## [Records shown]
•••••

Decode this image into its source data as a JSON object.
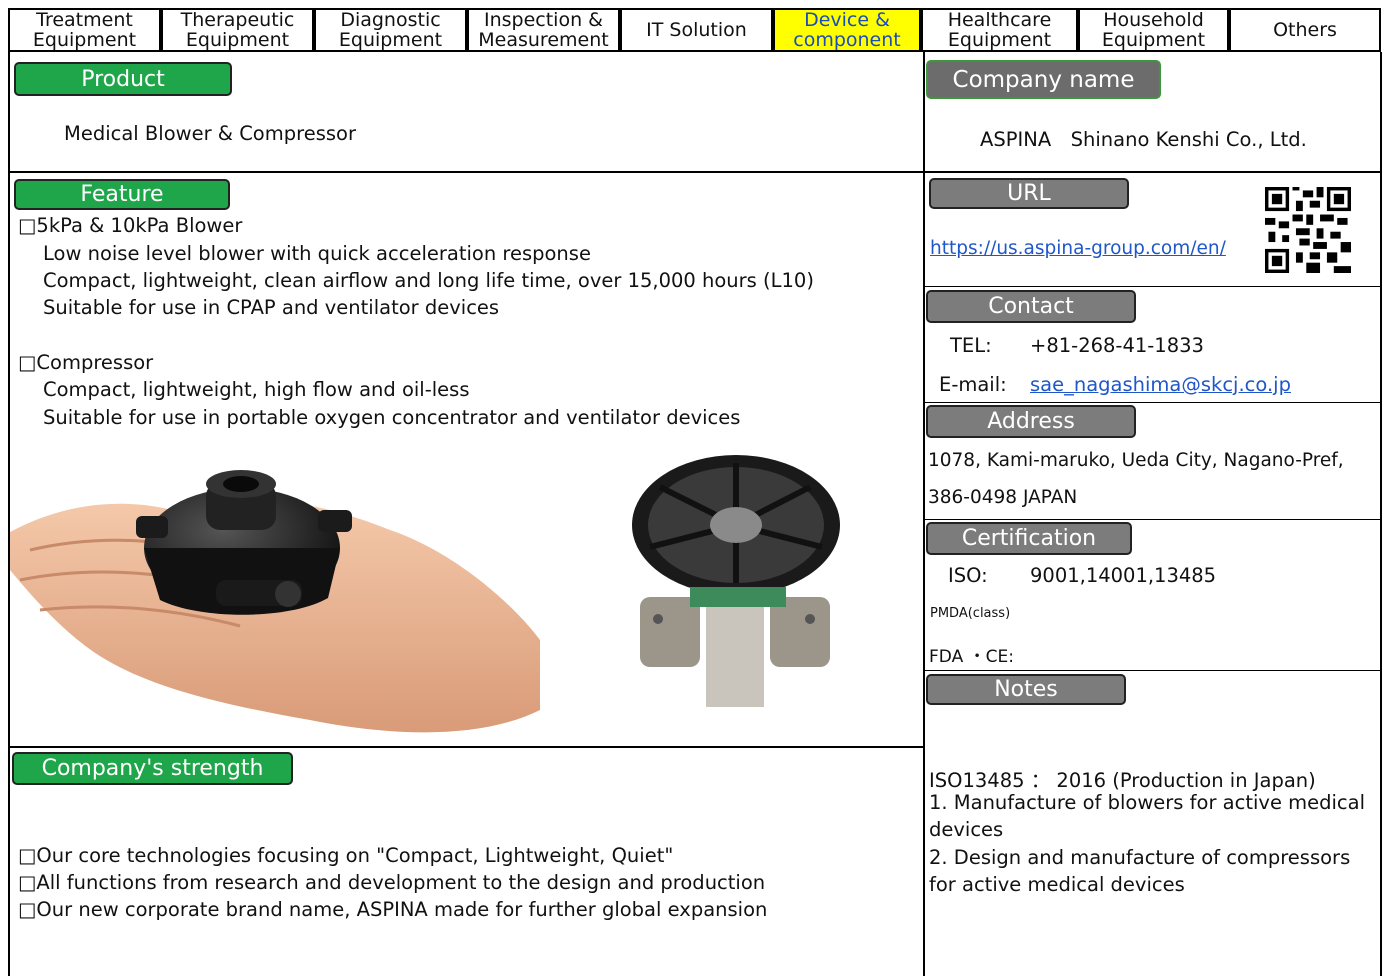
{
  "tabs": [
    {
      "label": "Treatment\nEquipment",
      "active": false
    },
    {
      "label": "Therapeutic\nEquipment",
      "active": false
    },
    {
      "label": "Diagnostic\nEquipment",
      "active": false
    },
    {
      "label": "Inspection &\nMeasurement",
      "active": false
    },
    {
      "label": "IT Solution",
      "active": false
    },
    {
      "label": "Device &\ncomponent",
      "active": true
    },
    {
      "label": "Healthcare\nEquipment",
      "active": false
    },
    {
      "label": "Household\nEquipment",
      "active": false
    },
    {
      "label": "Others",
      "active": false
    }
  ],
  "product": {
    "heading": "Product",
    "value": "Medical Blower & Compressor"
  },
  "company": {
    "heading": "Company name",
    "value": "ASPINA　Shinano Kenshi Co., Ltd."
  },
  "feature": {
    "heading": "Feature",
    "lines": [
      "□5kPa & 10kPa Blower",
      "Low noise level blower with quick acceleration response",
      "Compact, lightweight, clean airflow and long life time, over 15,000 hours (L10)",
      "Suitable for use in CPAP and ventilator devices",
      "□Compressor",
      "Compact, lightweight, high flow and oil-less",
      "Suitable for use in portable oxygen concentrator and ventilator devices"
    ]
  },
  "url": {
    "heading": "URL",
    "value": "https://us.aspina-group.com/en/"
  },
  "contact": {
    "heading": "Contact",
    "tel_label": "TEL:",
    "tel_value": "+81-268-41-1833",
    "email_label": "E-mail:",
    "email_value": "sae_nagashima@skcj.co.jp"
  },
  "address": {
    "heading": "Address",
    "line1": "1078, Kami-maruko, Ueda City, Nagano-Pref,",
    "line2": "386-0498 JAPAN"
  },
  "certification": {
    "heading": "Certification",
    "iso_label": "ISO:",
    "iso_value": "9001,14001,13485",
    "pmda": "PMDA(class)",
    "fda": "FDA ・CE:"
  },
  "notes": {
    "heading": "Notes",
    "lines": [
      "ISO13485 ： 2016 (Production in Japan)",
      "1. Manufacture of blowers for active medical",
      "devices",
      "2. Design and manufacture of compressors",
      "for active medical devices"
    ]
  },
  "strength": {
    "heading": "Company's strength",
    "lines": [
      "□Our core technologies focusing on \"Compact, Lightweight, Quiet\"",
      "□All functions from research and development to the design and production",
      "□Our new corporate brand name, ASPINA made for further global expansion"
    ]
  }
}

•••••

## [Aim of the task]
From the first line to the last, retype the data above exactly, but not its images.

## [Task response]
Decode this image into its source data as a JSON object.
{
  "tabs": [
    {
      "label": "Treatment\nEquipment",
      "active": false
    },
    {
      "label": "Therapeutic\nEquipment",
      "active": false
    },
    {
      "label": "Diagnostic\nEquipment",
      "active": false
    },
    {
      "label": "Inspection &\nMeasurement",
      "active": false
    },
    {
      "label": "IT Solution",
      "active": false
    },
    {
      "label": "Device &\ncomponent",
      "active": true
    },
    {
      "label": "Healthcare\nEquipment",
      "active": false
    },
    {
      "label": "Household\nEquipment",
      "active": false
    },
    {
      "label": "Others",
      "active": false
    }
  ],
  "product": {
    "heading": "Product",
    "value": "Medical Blower & Compressor"
  },
  "company": {
    "heading": "Company name",
    "value": "ASPINA　Shinano Kenshi Co., Ltd."
  },
  "feature": {
    "heading": "Feature",
    "lines": [
      "□5kPa & 10kPa Blower",
      "Low noise level blower with quick acceleration response",
      "Compact, lightweight, clean airflow and long life time, over 15,000 hours (L10)",
      "Suitable for use in CPAP and ventilator devices",
      "□Compressor",
      "Compact, lightweight, high flow and oil-less",
      "Suitable for use in portable oxygen concentrator and ventilator devices"
    ]
  },
  "url": {
    "heading": "URL",
    "value": "https://us.aspina-group.com/en/"
  },
  "contact": {
    "heading": "Contact",
    "tel_label": "TEL:",
    "tel_value": "+81-268-41-1833",
    "email_label": "E-mail:",
    "email_value": "sae_nagashima@skcj.co.jp"
  },
  "address": {
    "heading": "Address",
    "line1": "1078, Kami-maruko, Ueda City, Nagano-Pref,",
    "line2": "386-0498 JAPAN"
  },
  "certification": {
    "heading": "Certification",
    "iso_label": "ISO:",
    "iso_value": "9001,14001,13485",
    "pmda": "PMDA(class)",
    "fda": "FDA ・CE:"
  },
  "notes": {
    "heading": "Notes",
    "lines": [
      "ISO13485 ： 2016 (Production in Japan)",
      "1. Manufacture of blowers for active medical",
      "devices",
      "2. Design and manufacture of compressors",
      "for active medical devices"
    ]
  },
  "strength": {
    "heading": "Company's strength",
    "lines": [
      "□Our core technologies focusing on \"Compact, Lightweight, Quiet\"",
      "□All functions from research and development to the design and production",
      "□Our new corporate brand name, ASPINA made for further global expansion"
    ]
  }
}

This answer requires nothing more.